they call it "breaking the fast", in other words:
like tending tomato plants, or indeed, loving a man.
you wake up one day
and grow tired of his cooking.
it's not the drug, but it's the sound the eggs make when your fists dare to crush them
the crisp dew before the house wakes,
before the sun's set in to seep through pores
and the house is as cold as the slime yolk in your hand, and your hand is as cold
as grave headstones.
that's when your breathing
and you're caving in about to fracture,
about to chase after your ghosts
and their omelettes.
a routine's a routine's a routine's a circle;
and the breaking is U
always you, the problem, the missing piece.
there's want to spill out everywhere until you can settle in
between the ridges on the vinyl floor,
to squeeze in a small space—
see how the yolk drips patterns on the glass?
and the cool of the dank a/c in the air;
you're the wanting of being, and the being of nothing.
you must become the wind,
free! free at last!
face the truths in the soft embryos
the ones that crack before they're hatched,
the ones we're all afraid of.
no one can love you as you love yourself; that's what they tell you after
to speak to someone who might understand the cadence of these words,
sweep you off the floor, mend the jagged edges of your spine and sooth your stones.
your's not the kind of love Fair people give, but the kind of love you want to give,
see the brilliance of a circle:
sun and moon and atoms of soul,

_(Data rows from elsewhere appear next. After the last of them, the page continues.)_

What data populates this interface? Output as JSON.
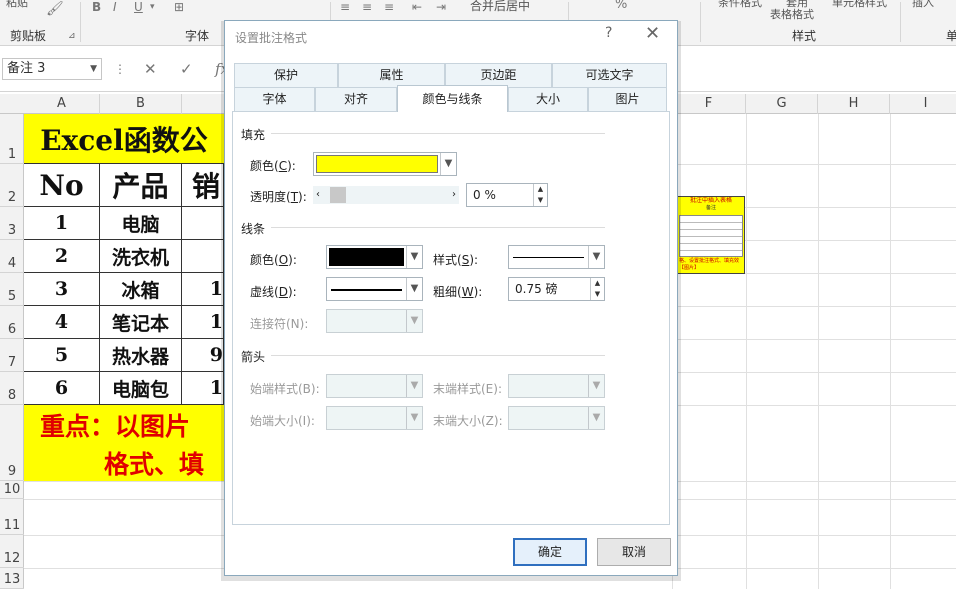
{
  "ribbon": {
    "groups": {
      "clipboard": "剪贴板",
      "font": "字体",
      "styles": "样式"
    },
    "partial": {
      "paste": "粘贴",
      "merge_center": "合并后居中",
      "cond_format": "条件格式",
      "table_format_line1": "套用",
      "table_format_line2": "表格格式",
      "cell_style": "单元格样式",
      "insert": "插入",
      "font_b": "B",
      "font_i": "I",
      "font_u": "U",
      "percent": "%",
      "next_group": "单"
    }
  },
  "formula_bar": {
    "name_box": "备注 3",
    "fx": "fx"
  },
  "sheet": {
    "columns": [
      "A",
      "B",
      "C",
      "D",
      "E",
      "F",
      "G",
      "H",
      "I"
    ],
    "rows": [
      "1",
      "2",
      "3",
      "4",
      "5",
      "6",
      "7",
      "8",
      "9",
      "10",
      "11",
      "12",
      "13"
    ],
    "title": "Excel函数公",
    "header": {
      "no": "No",
      "product": "产品",
      "sales": "销"
    },
    "data": [
      {
        "no": "1",
        "product": "电脑",
        "sales": ""
      },
      {
        "no": "2",
        "product": "洗衣机",
        "sales": ""
      },
      {
        "no": "3",
        "product": "冰箱",
        "sales": "1"
      },
      {
        "no": "4",
        "product": "笔记本",
        "sales": "1"
      },
      {
        "no": "5",
        "product": "热水器",
        "sales": "9"
      },
      {
        "no": "6",
        "product": "电脑包",
        "sales": "1"
      }
    ],
    "note_line1": "重点：以图片",
    "note_line2": "格式、填"
  },
  "comment": {
    "title": "批注中插入表格",
    "sub": "备注",
    "bottom_line1": "格、设置批注格式、填充效",
    "bottom_line2": "【图片】"
  },
  "dialog": {
    "title": "设置批注格式",
    "help": "?",
    "close": "✕",
    "tabs_row1": [
      "保护",
      "属性",
      "页边距",
      "可选文字"
    ],
    "tabs_row2": [
      "字体",
      "对齐",
      "颜色与线条",
      "大小",
      "图片"
    ],
    "fill": {
      "section": "填充",
      "color_label": "颜色(",
      "color_key": "C",
      "transparency_label": "透明度(",
      "transparency_key": "T",
      "transparency_value": "0 %"
    },
    "line": {
      "section": "线条",
      "color_label": "颜色(",
      "color_key": "O",
      "dash_label": "虚线(",
      "dash_key": "D",
      "connector_label": "连接符(N):",
      "style_label": "样式(",
      "style_key": "S",
      "weight_label": "粗细(",
      "weight_key": "W",
      "weight_value": "0.75 磅"
    },
    "arrows": {
      "section": "箭头",
      "begin_style": "始端样式(B):",
      "end_style": "末端样式(E):",
      "begin_size": "始端大小(I):",
      "end_size": "末端大小(Z):"
    },
    "ok": "确定",
    "cancel": "取消",
    "colors": {
      "fill_swatch": "#ffff00",
      "line_swatch": "#000000"
    }
  }
}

and eggs as white and pure as pearls,
sweet as the rum drops to the tongue—
there will always come a time for lunch.